  19. ^ "Enterococcus sp DNA [Presence] by NAA with probe detection in Positive blood culture". Logical Observation Identifiers Names and Codes (LOINC). Regenstrief Institute, Inc. 92784-8.
  20. ^ "Clean Water Branch" (PDF). Hawaii State Department of Health.
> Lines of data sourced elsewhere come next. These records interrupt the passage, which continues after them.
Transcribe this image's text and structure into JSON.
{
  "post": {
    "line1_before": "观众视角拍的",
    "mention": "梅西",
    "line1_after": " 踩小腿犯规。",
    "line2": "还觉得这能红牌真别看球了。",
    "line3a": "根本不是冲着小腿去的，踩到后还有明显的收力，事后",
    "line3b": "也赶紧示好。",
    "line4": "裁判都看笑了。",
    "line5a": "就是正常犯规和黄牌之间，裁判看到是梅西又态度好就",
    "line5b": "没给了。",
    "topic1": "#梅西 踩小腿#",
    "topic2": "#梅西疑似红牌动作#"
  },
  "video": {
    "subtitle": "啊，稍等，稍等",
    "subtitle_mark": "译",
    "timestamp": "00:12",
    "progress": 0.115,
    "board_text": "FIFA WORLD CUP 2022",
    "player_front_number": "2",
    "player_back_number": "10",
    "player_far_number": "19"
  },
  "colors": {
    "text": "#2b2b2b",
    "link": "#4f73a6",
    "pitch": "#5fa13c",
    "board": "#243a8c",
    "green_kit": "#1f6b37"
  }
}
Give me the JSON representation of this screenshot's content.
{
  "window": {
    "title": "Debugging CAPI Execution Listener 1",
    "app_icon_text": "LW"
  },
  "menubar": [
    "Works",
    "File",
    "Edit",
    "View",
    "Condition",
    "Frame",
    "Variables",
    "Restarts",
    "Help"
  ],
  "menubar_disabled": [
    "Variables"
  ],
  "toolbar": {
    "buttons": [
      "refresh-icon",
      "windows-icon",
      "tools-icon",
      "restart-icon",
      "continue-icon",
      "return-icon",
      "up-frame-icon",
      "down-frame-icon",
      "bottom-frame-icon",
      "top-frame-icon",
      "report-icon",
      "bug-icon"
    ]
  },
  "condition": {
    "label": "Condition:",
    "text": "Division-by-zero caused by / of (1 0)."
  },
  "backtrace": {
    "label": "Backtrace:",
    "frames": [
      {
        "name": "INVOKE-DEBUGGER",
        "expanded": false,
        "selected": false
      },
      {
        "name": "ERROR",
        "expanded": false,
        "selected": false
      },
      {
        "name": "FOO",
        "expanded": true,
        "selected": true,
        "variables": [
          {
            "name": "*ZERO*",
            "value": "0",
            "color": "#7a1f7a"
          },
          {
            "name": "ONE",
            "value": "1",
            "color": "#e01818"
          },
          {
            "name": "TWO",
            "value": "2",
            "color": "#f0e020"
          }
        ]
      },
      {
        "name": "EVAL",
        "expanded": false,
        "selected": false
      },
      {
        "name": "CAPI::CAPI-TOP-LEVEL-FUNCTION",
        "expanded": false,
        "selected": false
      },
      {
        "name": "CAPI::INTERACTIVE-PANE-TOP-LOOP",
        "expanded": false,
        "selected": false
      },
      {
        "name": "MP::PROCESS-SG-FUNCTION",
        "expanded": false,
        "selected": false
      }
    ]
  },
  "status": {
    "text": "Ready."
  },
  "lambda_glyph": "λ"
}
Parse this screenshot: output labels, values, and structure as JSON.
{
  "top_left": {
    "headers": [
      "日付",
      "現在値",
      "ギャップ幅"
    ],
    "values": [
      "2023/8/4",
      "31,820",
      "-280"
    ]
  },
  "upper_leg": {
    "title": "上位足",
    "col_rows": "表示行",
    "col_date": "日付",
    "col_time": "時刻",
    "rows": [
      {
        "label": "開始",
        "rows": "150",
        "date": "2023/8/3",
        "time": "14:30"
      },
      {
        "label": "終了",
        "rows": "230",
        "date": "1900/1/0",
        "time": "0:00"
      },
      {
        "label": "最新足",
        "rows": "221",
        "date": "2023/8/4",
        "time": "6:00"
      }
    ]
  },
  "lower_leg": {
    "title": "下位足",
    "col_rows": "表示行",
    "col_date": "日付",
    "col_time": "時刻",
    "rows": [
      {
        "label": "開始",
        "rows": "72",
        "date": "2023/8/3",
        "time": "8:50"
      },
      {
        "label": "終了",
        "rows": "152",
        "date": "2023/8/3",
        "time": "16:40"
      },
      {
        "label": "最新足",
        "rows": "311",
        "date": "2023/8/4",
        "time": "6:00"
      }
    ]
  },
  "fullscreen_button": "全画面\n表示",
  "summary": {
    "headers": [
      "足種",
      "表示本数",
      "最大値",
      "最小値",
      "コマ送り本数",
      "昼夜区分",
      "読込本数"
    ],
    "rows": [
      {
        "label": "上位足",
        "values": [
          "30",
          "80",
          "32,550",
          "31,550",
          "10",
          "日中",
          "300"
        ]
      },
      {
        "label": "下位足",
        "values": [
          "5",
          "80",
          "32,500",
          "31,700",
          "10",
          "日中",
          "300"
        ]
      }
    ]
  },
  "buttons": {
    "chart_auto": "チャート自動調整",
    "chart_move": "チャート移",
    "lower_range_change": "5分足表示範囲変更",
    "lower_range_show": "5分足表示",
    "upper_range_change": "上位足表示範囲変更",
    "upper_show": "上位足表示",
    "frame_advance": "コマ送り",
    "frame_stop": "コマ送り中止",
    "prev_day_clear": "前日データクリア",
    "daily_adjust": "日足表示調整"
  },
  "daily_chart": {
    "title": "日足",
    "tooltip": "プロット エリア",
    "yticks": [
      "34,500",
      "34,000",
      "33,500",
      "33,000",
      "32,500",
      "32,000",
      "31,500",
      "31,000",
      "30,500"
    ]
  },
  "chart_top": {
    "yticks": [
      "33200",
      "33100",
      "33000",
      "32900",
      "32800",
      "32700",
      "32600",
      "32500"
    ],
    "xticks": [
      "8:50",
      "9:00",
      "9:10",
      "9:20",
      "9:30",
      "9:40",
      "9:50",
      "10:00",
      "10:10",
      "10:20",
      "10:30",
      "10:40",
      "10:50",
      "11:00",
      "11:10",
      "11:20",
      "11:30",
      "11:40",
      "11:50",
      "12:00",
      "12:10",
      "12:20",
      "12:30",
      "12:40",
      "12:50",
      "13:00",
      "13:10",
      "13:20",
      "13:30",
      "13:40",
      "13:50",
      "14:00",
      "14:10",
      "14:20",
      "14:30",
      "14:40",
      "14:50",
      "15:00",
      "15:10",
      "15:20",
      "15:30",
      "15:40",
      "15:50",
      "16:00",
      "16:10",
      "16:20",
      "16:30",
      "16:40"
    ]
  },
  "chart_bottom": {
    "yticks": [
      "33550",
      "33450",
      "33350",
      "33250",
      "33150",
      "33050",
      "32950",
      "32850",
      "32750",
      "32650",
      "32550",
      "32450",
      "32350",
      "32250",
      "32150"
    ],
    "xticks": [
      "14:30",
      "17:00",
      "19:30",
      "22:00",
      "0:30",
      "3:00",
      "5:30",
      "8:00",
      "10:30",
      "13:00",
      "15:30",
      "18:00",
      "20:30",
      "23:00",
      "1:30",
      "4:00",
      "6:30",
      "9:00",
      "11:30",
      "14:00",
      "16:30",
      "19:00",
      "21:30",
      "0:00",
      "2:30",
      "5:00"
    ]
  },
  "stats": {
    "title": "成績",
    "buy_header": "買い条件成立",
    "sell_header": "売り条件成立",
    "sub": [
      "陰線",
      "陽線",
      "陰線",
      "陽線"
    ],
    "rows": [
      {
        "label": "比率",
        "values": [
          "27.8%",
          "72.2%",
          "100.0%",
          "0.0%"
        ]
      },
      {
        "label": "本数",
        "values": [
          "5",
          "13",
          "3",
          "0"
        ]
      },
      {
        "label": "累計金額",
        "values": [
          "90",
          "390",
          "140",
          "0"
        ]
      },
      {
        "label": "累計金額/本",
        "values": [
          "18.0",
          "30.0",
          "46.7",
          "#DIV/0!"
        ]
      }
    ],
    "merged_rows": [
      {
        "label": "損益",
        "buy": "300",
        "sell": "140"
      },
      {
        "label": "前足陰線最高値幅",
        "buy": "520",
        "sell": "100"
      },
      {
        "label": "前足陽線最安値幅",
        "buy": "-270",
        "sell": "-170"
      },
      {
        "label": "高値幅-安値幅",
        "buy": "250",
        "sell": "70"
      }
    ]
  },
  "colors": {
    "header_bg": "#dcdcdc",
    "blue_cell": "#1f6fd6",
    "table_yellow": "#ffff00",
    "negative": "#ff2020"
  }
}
Archived from the original (PDF) on 2011-11-11. Retrieved 2012-05-18.
  21. ^ "Water Quality Standards for Coastal and Great Lakes Recreation Waters; Final Rule". Federal Register. 69 (220): 67218–67243. 16 November 2004. Retrieved 26 November 2014.
  22. ^ Jin G, Jeng HW, Bradford H, Englande AJ (2004). "Comparison of E. coli, enterococci, and fecal coliform as indicators for brackish water quality assessment". Water Environment Research. 76 (3): 245–255. Bibcode:2004WaEnR..76..245J. doi:10.2175/106143004X141807. PMID 15338696. S2CID 35780753.